[Task details] For every line in the data below that contains "selected", copy the line.

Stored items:
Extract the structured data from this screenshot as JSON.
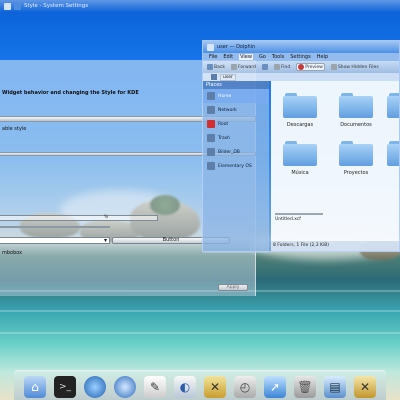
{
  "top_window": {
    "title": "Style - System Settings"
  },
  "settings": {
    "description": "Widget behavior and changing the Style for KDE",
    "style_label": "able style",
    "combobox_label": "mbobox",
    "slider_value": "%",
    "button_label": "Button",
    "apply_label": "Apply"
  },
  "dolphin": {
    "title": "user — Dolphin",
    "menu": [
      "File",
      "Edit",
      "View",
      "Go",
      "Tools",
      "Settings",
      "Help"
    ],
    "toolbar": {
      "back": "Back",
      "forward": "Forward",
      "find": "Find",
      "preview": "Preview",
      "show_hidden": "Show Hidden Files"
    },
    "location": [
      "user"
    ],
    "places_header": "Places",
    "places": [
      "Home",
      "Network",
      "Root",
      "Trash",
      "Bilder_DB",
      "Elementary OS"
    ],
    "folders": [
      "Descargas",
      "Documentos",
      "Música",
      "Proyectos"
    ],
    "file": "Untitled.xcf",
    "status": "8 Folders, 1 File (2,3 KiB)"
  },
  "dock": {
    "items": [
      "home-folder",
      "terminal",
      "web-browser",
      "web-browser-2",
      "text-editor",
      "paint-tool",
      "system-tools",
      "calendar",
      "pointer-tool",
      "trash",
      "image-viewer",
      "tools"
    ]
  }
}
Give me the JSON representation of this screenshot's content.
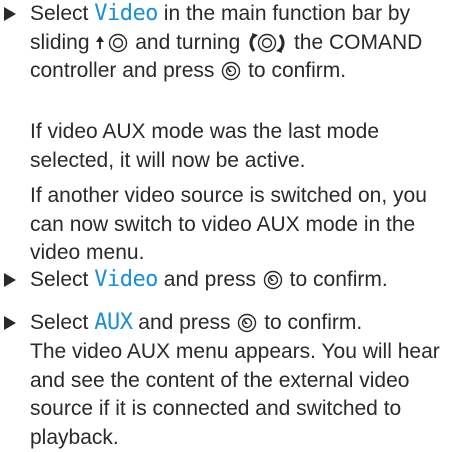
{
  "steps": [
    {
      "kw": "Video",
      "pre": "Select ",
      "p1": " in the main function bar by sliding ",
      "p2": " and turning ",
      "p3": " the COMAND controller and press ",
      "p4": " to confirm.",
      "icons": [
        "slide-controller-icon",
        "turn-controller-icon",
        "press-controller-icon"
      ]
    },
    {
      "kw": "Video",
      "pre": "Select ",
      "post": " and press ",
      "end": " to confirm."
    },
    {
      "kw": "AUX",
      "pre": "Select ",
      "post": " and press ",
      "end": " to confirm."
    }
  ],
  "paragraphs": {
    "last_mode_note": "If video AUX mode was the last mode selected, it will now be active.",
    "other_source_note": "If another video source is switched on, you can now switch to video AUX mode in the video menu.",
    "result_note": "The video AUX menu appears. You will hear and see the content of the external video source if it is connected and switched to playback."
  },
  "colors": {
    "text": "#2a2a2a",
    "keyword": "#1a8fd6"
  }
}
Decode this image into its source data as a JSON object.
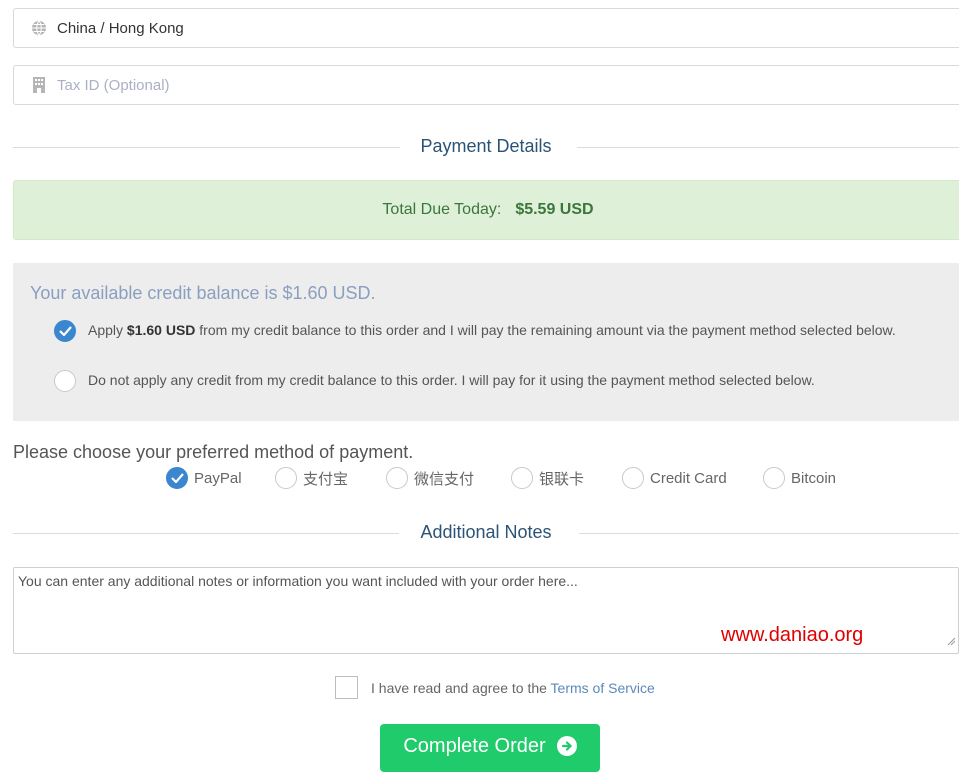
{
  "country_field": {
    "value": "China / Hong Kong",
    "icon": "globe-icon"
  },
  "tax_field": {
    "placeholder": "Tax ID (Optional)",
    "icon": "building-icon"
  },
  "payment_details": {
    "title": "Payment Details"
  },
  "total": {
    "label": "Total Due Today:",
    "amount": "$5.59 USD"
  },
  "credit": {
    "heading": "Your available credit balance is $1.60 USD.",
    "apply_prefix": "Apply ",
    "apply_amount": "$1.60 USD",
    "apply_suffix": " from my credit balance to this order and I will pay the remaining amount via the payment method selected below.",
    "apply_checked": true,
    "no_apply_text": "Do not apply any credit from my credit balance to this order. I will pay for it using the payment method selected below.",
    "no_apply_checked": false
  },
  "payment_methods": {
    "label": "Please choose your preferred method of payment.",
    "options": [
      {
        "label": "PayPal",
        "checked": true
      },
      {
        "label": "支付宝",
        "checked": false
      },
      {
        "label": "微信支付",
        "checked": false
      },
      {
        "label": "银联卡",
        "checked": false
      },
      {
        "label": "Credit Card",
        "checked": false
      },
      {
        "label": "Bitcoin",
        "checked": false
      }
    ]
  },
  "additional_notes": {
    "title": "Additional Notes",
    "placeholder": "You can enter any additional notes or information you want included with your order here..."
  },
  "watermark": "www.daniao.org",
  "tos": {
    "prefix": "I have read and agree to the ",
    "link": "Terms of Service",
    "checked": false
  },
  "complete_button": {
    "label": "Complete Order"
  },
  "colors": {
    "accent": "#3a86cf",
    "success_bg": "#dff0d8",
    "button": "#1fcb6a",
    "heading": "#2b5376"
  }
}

[Reply to the exercise]
    "last_mode_note": "If video AUX mode was the last mode selected, it will now be active.",
    "apply_suffix": " from my credit balance to this order and I will pay the remaining amount via the payment method selected below.",
    "no_apply_text": "Do not apply any credit from my credit balance to this order. I will pay for it using the payment method selected below.",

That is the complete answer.